Design Science; Fleet Management; Fleet Sizing; Humanitarian Operations
Vehicles are important assets generating significant costs. Relief organizations frequently struggle to define the appropriate number of vehicles to support their operations. The high level of decentralization giving country offices the autonomy to decide on the size of their fleet complicates the issue. This study follows a design science approach in collaboration with the Office of the UN High Commissioner for Refugees (UNHCR).The authors develop a prediction model to support UNHCR's fleet sizing problem. A stepwise linear regression approach is used to construct a model able to predict the number of vehicles required by each country office based on data from comparable countries.
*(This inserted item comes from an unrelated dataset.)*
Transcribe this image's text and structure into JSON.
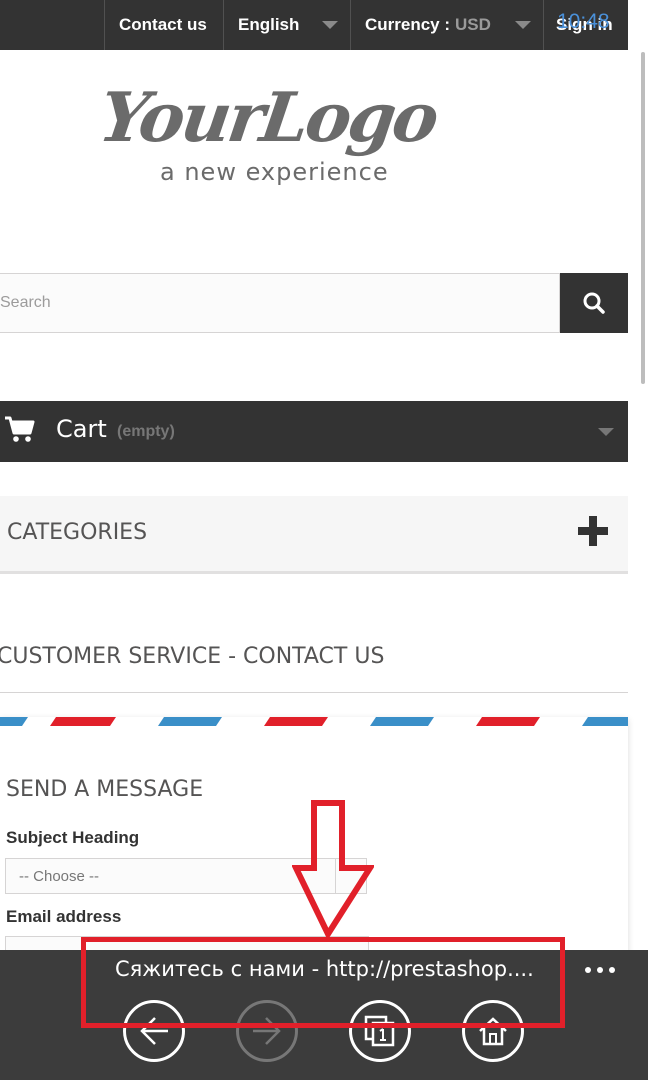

Three variables have the best predictive accuracy: the number of locations, small partners, and large partners working for UNHCR.The authors validate their findings with different regression methods and by applying our approach to another organization. The authors' model has provided UNHCR with valuable indications on how to help determine the appropriate number of vehicles in many countries.The authors develop three design propositions that show how their approach can be generalized to other humanitarian operations. These propositions offer insights on how to implement a fleet sizing decision process in highly decentralized humanitarian operations with limited information on optimal fleet sizes.